=== Task to carry out ===
Reproduce all the data exactly, without pictures.

━━━━━━━━━━━━━━━━

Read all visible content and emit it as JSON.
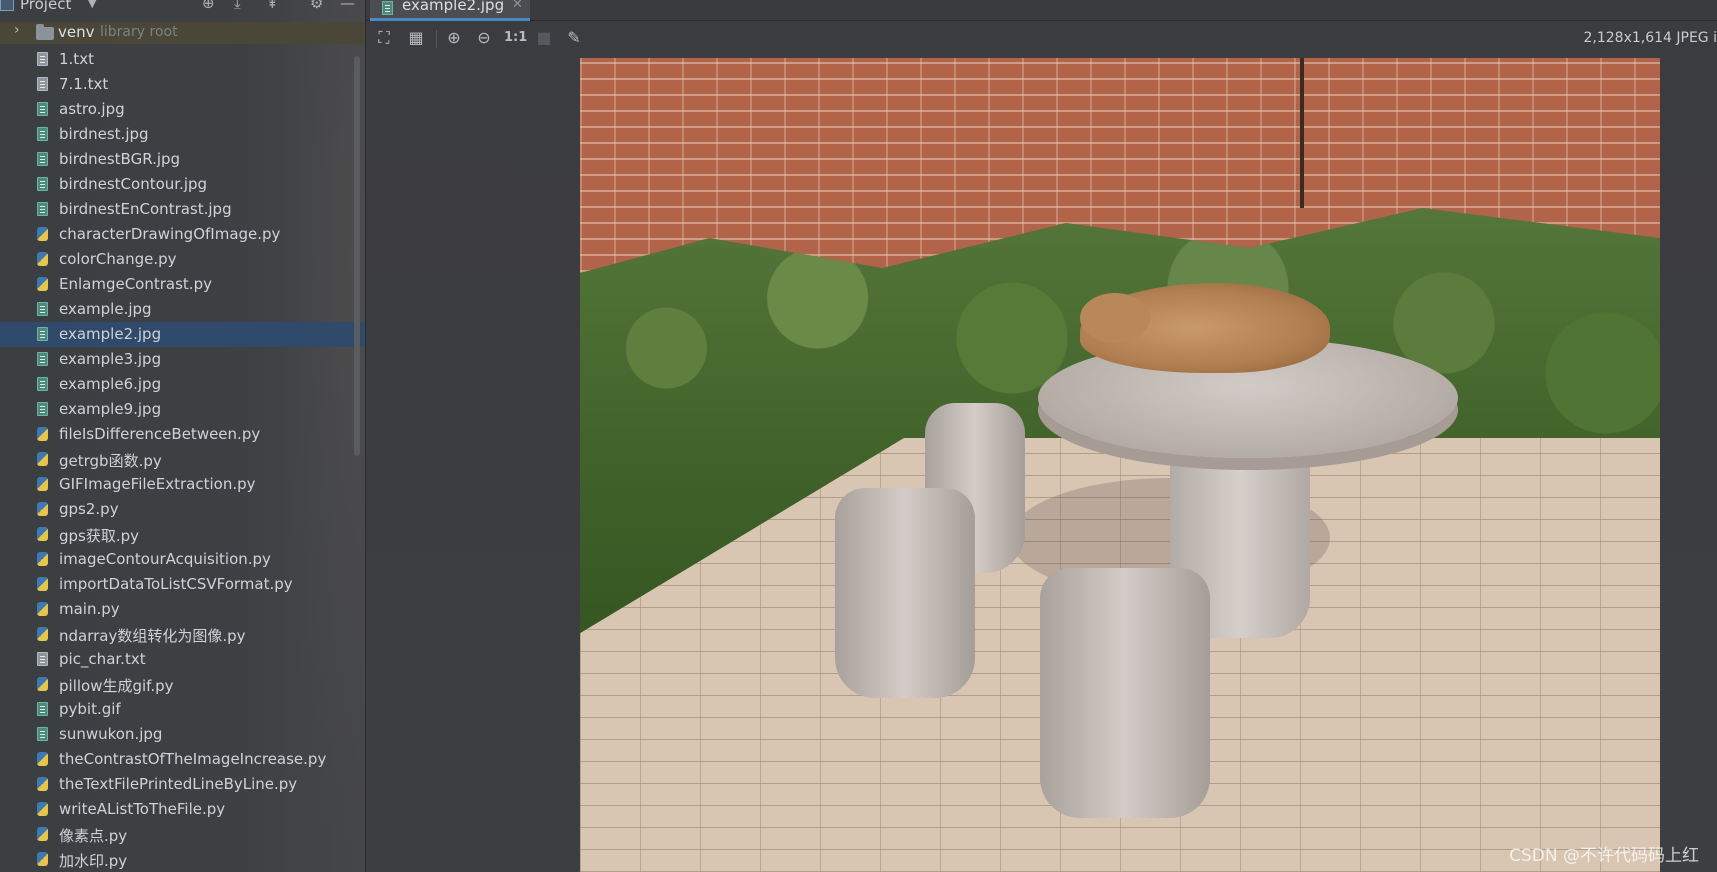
{
  "project_panel": {
    "title": "Project",
    "venv": {
      "name": "venv",
      "annotation": "library root"
    },
    "files": [
      {
        "name": "1.txt",
        "type": "txt"
      },
      {
        "name": "7.1.txt",
        "type": "txt"
      },
      {
        "name": "astro.jpg",
        "type": "img"
      },
      {
        "name": "birdnest.jpg",
        "type": "img"
      },
      {
        "name": "birdnestBGR.jpg",
        "type": "img"
      },
      {
        "name": "birdnestContour.jpg",
        "type": "img"
      },
      {
        "name": "birdnestEnContrast.jpg",
        "type": "img"
      },
      {
        "name": "characterDrawingOfImage.py",
        "type": "py"
      },
      {
        "name": "colorChange.py",
        "type": "py"
      },
      {
        "name": "EnlamgeContrast.py",
        "type": "py"
      },
      {
        "name": "example.jpg",
        "type": "img"
      },
      {
        "name": "example2.jpg",
        "type": "img",
        "selected": true
      },
      {
        "name": "example3.jpg",
        "type": "img"
      },
      {
        "name": "example6.jpg",
        "type": "img"
      },
      {
        "name": "example9.jpg",
        "type": "img"
      },
      {
        "name": "fileIsDifferenceBetween.py",
        "type": "py"
      },
      {
        "name": "getrgb函数.py",
        "type": "py"
      },
      {
        "name": "GIFImageFileExtraction.py",
        "type": "py"
      },
      {
        "name": "gps2.py",
        "type": "py"
      },
      {
        "name": "gps获取.py",
        "type": "py"
      },
      {
        "name": "imageContourAcquisition.py",
        "type": "py"
      },
      {
        "name": "importDataToListCSVFormat.py",
        "type": "py"
      },
      {
        "name": "main.py",
        "type": "py"
      },
      {
        "name": "ndarray数组转化为图像.py",
        "type": "py"
      },
      {
        "name": "pic_char.txt",
        "type": "txt"
      },
      {
        "name": "pillow生成gif.py",
        "type": "py"
      },
      {
        "name": "pybit.gif",
        "type": "img"
      },
      {
        "name": "sunwukon.jpg",
        "type": "img"
      },
      {
        "name": "theContrastOfTheImageIncrease.py",
        "type": "py"
      },
      {
        "name": "theTextFilePrintedLineByLine.py",
        "type": "py"
      },
      {
        "name": "writeAListToTheFile.py",
        "type": "py"
      },
      {
        "name": "像素点.py",
        "type": "py"
      },
      {
        "name": "加水印.py",
        "type": "py"
      }
    ]
  },
  "editor": {
    "active_tab": "example2.jpg",
    "image_info": "2,128x1,614 JPEG i",
    "toolbar_icons": [
      "fit-to-window-icon",
      "grid-icon",
      "zoom-in-icon",
      "zoom-out-icon",
      "actual-size-icon",
      "background-icon",
      "color-picker-icon"
    ],
    "actual_size_label": "1:1"
  },
  "watermark": "CSDN @不许代码码上红"
}
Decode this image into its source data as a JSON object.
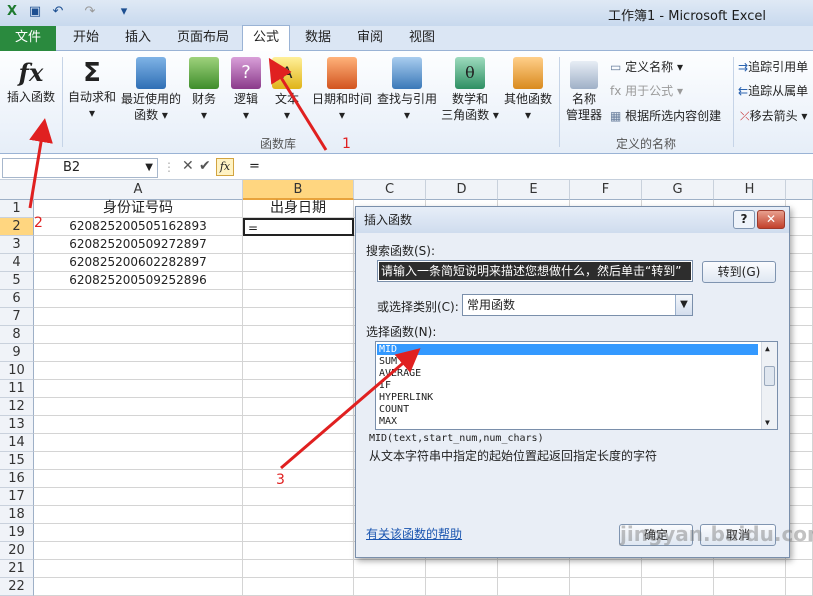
{
  "window": {
    "title": "工作簿1 - Microsoft Excel"
  },
  "menubar": {
    "file": "文件",
    "tabs": [
      "开始",
      "插入",
      "页面布局",
      "公式",
      "数据",
      "审阅",
      "视图"
    ],
    "active": "公式"
  },
  "ribbon": {
    "insert_function": "插入函数",
    "buttons": [
      {
        "l1": "自动求和",
        "l2": "▾"
      },
      {
        "l1": "最近使用的",
        "l2": "函数 ▾"
      },
      {
        "l1": "财务",
        "l2": "▾"
      },
      {
        "l1": "逻辑",
        "l2": "▾"
      },
      {
        "l1": "文本",
        "l2": "▾"
      },
      {
        "l1": "日期和时间",
        "l2": "▾"
      },
      {
        "l1": "查找与引用",
        "l2": "▾"
      },
      {
        "l1": "数学和",
        "l2": "三角函数 ▾"
      },
      {
        "l1": "其他函数",
        "l2": "▾"
      }
    ],
    "group_library": "函数库",
    "name_manager_l1": "名称",
    "name_manager_l2": "管理器",
    "define_name": "定义名称 ▾",
    "use_in_formula": "用于公式 ▾",
    "create_from_selection": "根据所选内容创建",
    "group_names": "定义的名称",
    "trace_precedents": "追踪引用单",
    "trace_dependents": "追踪从属单",
    "remove_arrows": "移去箭头 ▾"
  },
  "formula_bar": {
    "name_box": "B2",
    "content": "="
  },
  "sheet": {
    "columns": [
      "A",
      "B",
      "C",
      "D",
      "E",
      "F",
      "G",
      "H"
    ],
    "rows": [
      "1",
      "2",
      "3",
      "4",
      "5",
      "6",
      "7",
      "8",
      "9",
      "10",
      "11",
      "12",
      "13",
      "14",
      "15",
      "16",
      "17",
      "18",
      "19",
      "20",
      "21",
      "22"
    ],
    "header_a": "身份证号码",
    "header_b": "出身日期",
    "ids": [
      "620825200505162893",
      "620825200509272897",
      "620825200602282897",
      "620825200509252896"
    ],
    "b2": "="
  },
  "dialog": {
    "title": "插入函数",
    "search_label": "搜索函数(S):",
    "search_text": "请输入一条简短说明来描述您想做什么，然后单击“转到”",
    "go_button": "转到(G)",
    "category_label": "或选择类别(C):",
    "category": "常用函数",
    "select_label": "选择函数(N):",
    "functions": [
      "MID",
      "SUM",
      "AVERAGE",
      "IF",
      "HYPERLINK",
      "COUNT",
      "MAX"
    ],
    "signature": "MID(text,start_num,num_chars)",
    "description": "从文本字符串中指定的起始位置起返回指定长度的字符",
    "help_link": "有关该函数的帮助",
    "ok": "确定",
    "cancel": "取消"
  },
  "annotations": [
    "1",
    "2",
    "3"
  ],
  "watermark": "jingyan.baidu.com"
}
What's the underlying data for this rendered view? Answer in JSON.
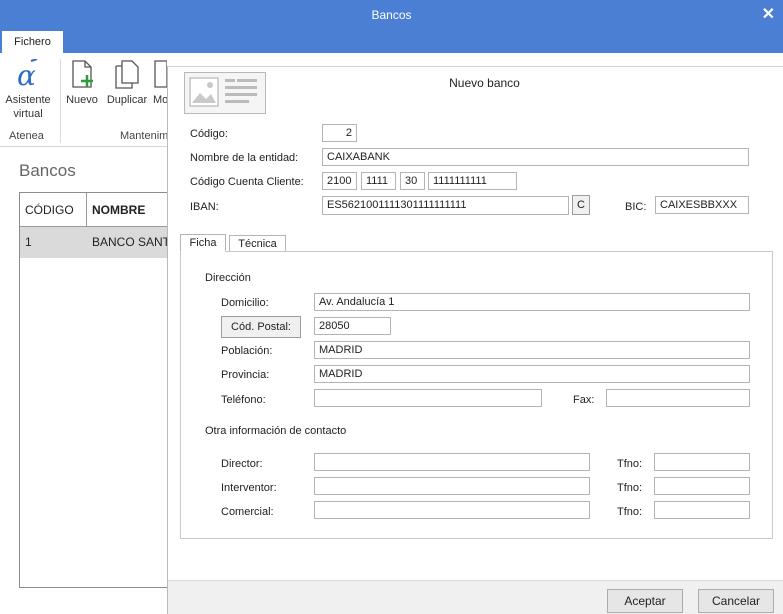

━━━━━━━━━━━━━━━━

=== Reply ===
Read all visible content and emit it as JSON.
{
  "project_panel": {
    "title": "Project",
    "venv": {
      "name": "venv",
      "annotation": "library root"
    },
    "files": [
      {
        "name": "1.txt",
        "type": "txt"
      },
      {
        "name": "7.1.txt",
        "type": "txt"
      },
      {
        "name": "astro.jpg",
        "type": "img"
      },
      {
        "name": "birdnest.jpg",
        "type": "img"
      },
      {
        "name": "birdnestBGR.jpg",
        "type": "img"
      },
      {
        "name": "birdnestContour.jpg",
        "type": "img"
      },
      {
        "name": "birdnestEnContrast.jpg",
        "type": "img"
      },
      {
        "name": "characterDrawingOfImage.py",
        "type": "py"
      },
      {
        "name": "colorChange.py",
        "type": "py"
      },
      {
        "name": "EnlamgeContrast.py",
        "type": "py"
      },
      {
        "name": "example.jpg",
        "type": "img"
      },
      {
        "name": "example2.jpg",
        "type": "img",
        "selected": true
      },
      {
        "name": "example3.jpg",
        "type": "img"
      },
      {
        "name": "example6.jpg",
        "type": "img"
      },
      {
        "name": "example9.jpg",
        "type": "img"
      },
      {
        "name": "fileIsDifferenceBetween.py",
        "type": "py"
      },
      {
        "name": "getrgb函数.py",
        "type": "py"
      },
      {
        "name": "GIFImageFileExtraction.py",
        "type": "py"
      },
      {
        "name": "gps2.py",
        "type": "py"
      },
      {
        "name": "gps获取.py",
        "type": "py"
      },
      {
        "name": "imageContourAcquisition.py",
        "type": "py"
      },
      {
        "name": "importDataToListCSVFormat.py",
        "type": "py"
      },
      {
        "name": "main.py",
        "type": "py"
      },
      {
        "name": "ndarray数组转化为图像.py",
        "type": "py"
      },
      {
        "name": "pic_char.txt",
        "type": "txt"
      },
      {
        "name": "pillow生成gif.py",
        "type": "py"
      },
      {
        "name": "pybit.gif",
        "type": "img"
      },
      {
        "name": "sunwukon.jpg",
        "type": "img"
      },
      {
        "name": "theContrastOfTheImageIncrease.py",
        "type": "py"
      },
      {
        "name": "theTextFilePrintedLineByLine.py",
        "type": "py"
      },
      {
        "name": "writeAListToTheFile.py",
        "type": "py"
      },
      {
        "name": "像素点.py",
        "type": "py"
      },
      {
        "name": "加水印.py",
        "type": "py"
      }
    ]
  },
  "editor": {
    "active_tab": "example2.jpg",
    "image_info": "2,128x1,614 JPEG i",
    "toolbar_icons": [
      "fit-to-window-icon",
      "grid-icon",
      "zoom-in-icon",
      "zoom-out-icon",
      "actual-size-icon",
      "background-icon",
      "color-picker-icon"
    ],
    "actual_size_label": "1:1"
  },
  "watermark": "CSDN @不许代码码上红"
}
Decode this image into its source data as a JSON object.
{
  "window": {
    "title": "工作簿1 - Microsoft Excel"
  },
  "menubar": {
    "file": "文件",
    "tabs": [
      "开始",
      "插入",
      "页面布局",
      "公式",
      "数据",
      "审阅",
      "视图"
    ],
    "active": "公式"
  },
  "ribbon": {
    "insert_function": "插入函数",
    "buttons": [
      {
        "l1": "自动求和",
        "l2": "▾"
      },
      {
        "l1": "最近使用的",
        "l2": "函数 ▾"
      },
      {
        "l1": "财务",
        "l2": "▾"
      },
      {
        "l1": "逻辑",
        "l2": "▾"
      },
      {
        "l1": "文本",
        "l2": "▾"
      },
      {
        "l1": "日期和时间",
        "l2": "▾"
      },
      {
        "l1": "查找与引用",
        "l2": "▾"
      },
      {
        "l1": "数学和",
        "l2": "三角函数 ▾"
      },
      {
        "l1": "其他函数",
        "l2": "▾"
      }
    ],
    "group_library": "函数库",
    "name_manager_l1": "名称",
    "name_manager_l2": "管理器",
    "define_name": "定义名称 ▾",
    "use_in_formula": "用于公式 ▾",
    "create_from_selection": "根据所选内容创建",
    "group_names": "定义的名称",
    "trace_precedents": "追踪引用单",
    "trace_dependents": "追踪从属单",
    "remove_arrows": "移去箭头 ▾"
  },
  "formula_bar": {
    "name_box": "B2",
    "content": "="
  },
  "sheet": {
    "columns": [
      "A",
      "B",
      "C",
      "D",
      "E",
      "F",
      "G",
      "H"
    ],
    "rows": [
      "1",
      "2",
      "3",
      "4",
      "5",
      "6",
      "7",
      "8",
      "9",
      "10",
      "11",
      "12",
      "13",
      "14",
      "15",
      "16",
      "17",
      "18",
      "19",
      "20",
      "21",
      "22"
    ],
    "header_a": "身份证号码",
    "header_b": "出身日期",
    "ids": [
      "620825200505162893",
      "620825200509272897",
      "620825200602282897",
      "620825200509252896"
    ],
    "b2": "="
  },
  "dialog": {
    "title": "插入函数",
    "search_label": "搜索函数(S):",
    "search_text": "请输入一条简短说明来描述您想做什么，然后单击“转到”",
    "go_button": "转到(G)",
    "category_label": "或选择类别(C):",
    "category": "常用函数",
    "select_label": "选择函数(N):",
    "functions": [
      "MID",
      "SUM",
      "AVERAGE",
      "IF",
      "HYPERLINK",
      "COUNT",
      "MAX"
    ],
    "signature": "MID(text,start_num,num_chars)",
    "description": "从文本字符串中指定的起始位置起返回指定长度的字符",
    "help_link": "有关该函数的帮助",
    "ok": "确定",
    "cancel": "取消"
  },
  "annotations": [
    "1",
    "2",
    "3"
  ],
  "watermark": "jingyan.baidu.com"
}
What's the underlying data for this rendered view? Answer in JSON.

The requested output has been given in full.